Mary Rowlandson

(c. 1635-1682)

“The Lord hath showed me the vanity of these outward things That we must rely on God himself and our whole dependence must be upon Him… I have learned to look beyond present and smaller troubles and to be quieted under them, as Moses said, Exod.l4:13, ‘Stand still and see the salvation of the Lord.'”

The author of one of the greatest “captivity narratives,” Mary White was born, probably in England, around 1635. Almost nothing is known of her early years; her father was one of the original proprietors of the township of Lancaster, Massachusetts. In 1656, she married Joseph Rowlandson. He had been the sole graduate of Harvard College in 1652 and he became the first minister of Lancaster. The couple had four children.
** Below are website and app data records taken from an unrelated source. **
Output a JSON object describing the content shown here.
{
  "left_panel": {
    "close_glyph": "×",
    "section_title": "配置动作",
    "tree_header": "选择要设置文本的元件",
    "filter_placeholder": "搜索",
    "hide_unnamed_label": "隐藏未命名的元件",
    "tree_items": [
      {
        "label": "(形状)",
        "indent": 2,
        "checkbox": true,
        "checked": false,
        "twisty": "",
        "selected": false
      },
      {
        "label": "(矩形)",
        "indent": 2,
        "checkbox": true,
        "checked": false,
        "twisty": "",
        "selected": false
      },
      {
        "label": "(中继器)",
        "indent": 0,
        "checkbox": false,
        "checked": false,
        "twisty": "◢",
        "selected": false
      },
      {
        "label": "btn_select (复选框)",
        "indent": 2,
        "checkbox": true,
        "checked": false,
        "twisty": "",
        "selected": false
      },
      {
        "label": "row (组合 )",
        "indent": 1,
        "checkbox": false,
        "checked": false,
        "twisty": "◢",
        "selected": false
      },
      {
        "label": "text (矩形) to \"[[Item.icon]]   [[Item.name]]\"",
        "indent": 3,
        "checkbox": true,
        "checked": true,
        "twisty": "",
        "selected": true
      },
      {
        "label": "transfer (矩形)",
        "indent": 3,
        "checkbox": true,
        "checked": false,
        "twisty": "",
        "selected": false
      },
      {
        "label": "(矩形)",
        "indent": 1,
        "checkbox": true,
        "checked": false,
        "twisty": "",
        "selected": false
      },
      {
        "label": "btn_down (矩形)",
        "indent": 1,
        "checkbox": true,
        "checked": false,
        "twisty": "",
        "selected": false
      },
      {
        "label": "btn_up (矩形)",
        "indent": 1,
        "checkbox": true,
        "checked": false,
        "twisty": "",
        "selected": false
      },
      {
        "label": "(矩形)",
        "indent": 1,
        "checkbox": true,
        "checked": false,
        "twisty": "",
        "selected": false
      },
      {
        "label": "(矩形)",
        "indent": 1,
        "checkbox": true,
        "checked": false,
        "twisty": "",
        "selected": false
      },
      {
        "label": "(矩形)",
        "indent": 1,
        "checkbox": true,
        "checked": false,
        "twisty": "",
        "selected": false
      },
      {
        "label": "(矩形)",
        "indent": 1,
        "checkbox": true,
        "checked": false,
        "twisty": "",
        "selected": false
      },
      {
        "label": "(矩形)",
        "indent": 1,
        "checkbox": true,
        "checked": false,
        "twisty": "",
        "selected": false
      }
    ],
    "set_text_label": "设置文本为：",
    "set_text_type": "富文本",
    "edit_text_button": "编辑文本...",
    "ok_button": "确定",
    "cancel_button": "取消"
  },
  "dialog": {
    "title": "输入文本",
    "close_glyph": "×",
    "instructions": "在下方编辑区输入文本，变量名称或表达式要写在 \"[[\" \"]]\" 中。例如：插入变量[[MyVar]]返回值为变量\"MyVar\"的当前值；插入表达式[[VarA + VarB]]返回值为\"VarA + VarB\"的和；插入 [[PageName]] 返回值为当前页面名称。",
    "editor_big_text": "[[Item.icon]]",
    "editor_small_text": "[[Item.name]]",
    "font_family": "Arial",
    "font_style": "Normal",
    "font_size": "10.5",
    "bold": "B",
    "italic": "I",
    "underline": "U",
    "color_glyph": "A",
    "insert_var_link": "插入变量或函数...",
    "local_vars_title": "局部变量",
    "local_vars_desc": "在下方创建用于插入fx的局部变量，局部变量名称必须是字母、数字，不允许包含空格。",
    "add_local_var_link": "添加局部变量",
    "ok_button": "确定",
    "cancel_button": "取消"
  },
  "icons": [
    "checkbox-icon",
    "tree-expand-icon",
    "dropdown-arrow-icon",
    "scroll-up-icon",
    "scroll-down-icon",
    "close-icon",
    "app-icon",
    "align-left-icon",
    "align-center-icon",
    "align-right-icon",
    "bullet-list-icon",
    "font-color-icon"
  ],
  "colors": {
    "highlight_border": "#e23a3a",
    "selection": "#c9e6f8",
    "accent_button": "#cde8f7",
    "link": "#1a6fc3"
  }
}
The Rowlandsons lived a relatively uneventful life until February 10, 1676, when the warriors of Metacomet—called “King Philip” by the English—burst upon the town. This was one of the many raids made on New England villages during what became known as King Philip’s War (see no. 50).

Eleven townspeople were killed and 2 1 others were taken captive in the attack. Joseph Rowlandson was away that morning and was not captured, but his wife and their three surviving children were taken prisoner. The Indians led the captives away toward western Massachusetts.

Mary Rowlandsons youngest child died of exposure almost as soon as the journey began. During the 1 1 weeks and five days of captivity that followed, Rowlandson and her two children marched on a journey that took them to what is now Chesterfield, New Hampshire.

During their journey, Rowlandson kept a diary of the 20 “removes”—as she called the daily marches and nightly camps—and an account of the grueling hardships she and her children endured. Still, by obeying their captors—and making shirts and knitting stockings— Rowlandson managed to obtain the good will of some of the Native Americans, including Metacomet.

On May 2, 1676, Mary Rowlandson and her two children were released for a ransom of twenty pounds sterling. “Redemption Rock” near the border of Princeton and Westminster, Massachusetts, remains a historic site to the present day.

In 1677, the Rowlandson family moved to Wethersfield, Connecticut, where Joseph Rowlandson became the town minister. He died in 1678, and the town voted an allowance of 30 pounds sterling per year to his widow, for as long as she remained in the village.

In 1682, The Soveraignty & Goodness of God, Together with the Faithfulness ofHis Promises Displayed was published. It contained Mary’s diary, and it became an instant success with the highly literate population of Puritan New England.